EEC syndrome has reduced penetrance, which means that not all individuals who have a mutation in the disease-causing gene will have the condition. The penetrance of EEC syndrome is estimated to be between 93% and 98%; this means that 93-98% of individuals with the mutation will be affected, while 2-7% will be unaffected.[1] However, an unaffected individual with a mutation still has a 50% chance of passing on the mutation to each of his/her children. Even though the unaffected individual with the mutation does not exhibit any signs or symptoms, his/her children can be affected. It should be noted that because the penetrance of the condition is up to 98%, an unaffected individual with an affected parent is much more likely to have two normal copies of the gene (thereby being unable to pass the condition on to offspring) than to carry the mutation and be unaffected.

Individuals interested in learning about their specific risk to have a mutation in the disease-causing gene, or their risk to have an affected child, should consult with a genetics professional.
Last updated: 4/11/2016

How can I find a genetics professional in my area?

Genetics clinics are a source of information for individuals and families regarding genetic conditions, treatment, inheritance, and genetic risks to other family members. More information about genetic consultations is available from Genetics Home Reference. To find a genetics clinic, we recommend that you contact your primary healthcare provider for a referral.

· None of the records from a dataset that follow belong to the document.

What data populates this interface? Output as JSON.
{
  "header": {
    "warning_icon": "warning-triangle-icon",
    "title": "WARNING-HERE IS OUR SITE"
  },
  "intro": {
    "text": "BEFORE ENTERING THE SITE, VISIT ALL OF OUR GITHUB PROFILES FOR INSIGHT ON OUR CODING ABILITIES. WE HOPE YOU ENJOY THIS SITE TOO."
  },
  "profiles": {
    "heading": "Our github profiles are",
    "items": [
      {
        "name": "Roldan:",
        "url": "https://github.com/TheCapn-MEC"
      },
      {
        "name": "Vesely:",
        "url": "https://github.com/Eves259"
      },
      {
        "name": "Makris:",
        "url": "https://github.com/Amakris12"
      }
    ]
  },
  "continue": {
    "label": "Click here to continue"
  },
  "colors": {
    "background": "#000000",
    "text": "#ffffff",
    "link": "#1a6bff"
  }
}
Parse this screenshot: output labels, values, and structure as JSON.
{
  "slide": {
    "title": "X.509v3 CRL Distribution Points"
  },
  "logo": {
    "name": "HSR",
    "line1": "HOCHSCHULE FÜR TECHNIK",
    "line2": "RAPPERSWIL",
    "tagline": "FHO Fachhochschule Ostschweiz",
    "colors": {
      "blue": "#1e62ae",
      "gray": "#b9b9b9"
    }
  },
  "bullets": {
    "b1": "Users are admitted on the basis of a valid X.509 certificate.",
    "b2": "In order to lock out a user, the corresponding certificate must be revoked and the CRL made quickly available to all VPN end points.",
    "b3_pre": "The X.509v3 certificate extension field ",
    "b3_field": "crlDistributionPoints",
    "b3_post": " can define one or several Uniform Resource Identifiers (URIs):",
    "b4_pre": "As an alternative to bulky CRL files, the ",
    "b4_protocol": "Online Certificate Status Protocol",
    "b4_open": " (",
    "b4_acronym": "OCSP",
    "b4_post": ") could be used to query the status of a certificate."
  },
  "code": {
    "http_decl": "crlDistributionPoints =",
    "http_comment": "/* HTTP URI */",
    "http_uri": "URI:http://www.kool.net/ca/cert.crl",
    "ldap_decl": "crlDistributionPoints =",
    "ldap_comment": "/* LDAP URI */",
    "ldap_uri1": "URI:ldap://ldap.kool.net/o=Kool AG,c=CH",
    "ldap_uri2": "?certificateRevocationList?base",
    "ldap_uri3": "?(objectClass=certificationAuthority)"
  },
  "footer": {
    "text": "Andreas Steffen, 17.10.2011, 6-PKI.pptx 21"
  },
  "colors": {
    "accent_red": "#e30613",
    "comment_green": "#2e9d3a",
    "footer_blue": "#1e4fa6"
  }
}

The following online resources can help you find a genetics professional in your community:
Last updated: 6/5/2014

References
Other Names for this Disease
  • Ectrodactyly-ectodermal dysplasia-clefting (EEC) syndrome
  • Rudiger syndrome 1
  • Walker-Clodius syndrome
  • Ectrodactyly-ectodermal dysplasia-cleft lip/cleft palate
  • Ectrodactyly-cleft lip/palate syndrome
See Disclaimer regarding information on this site. Some links on this page may take you to organizations outside of the National Institutes of Health.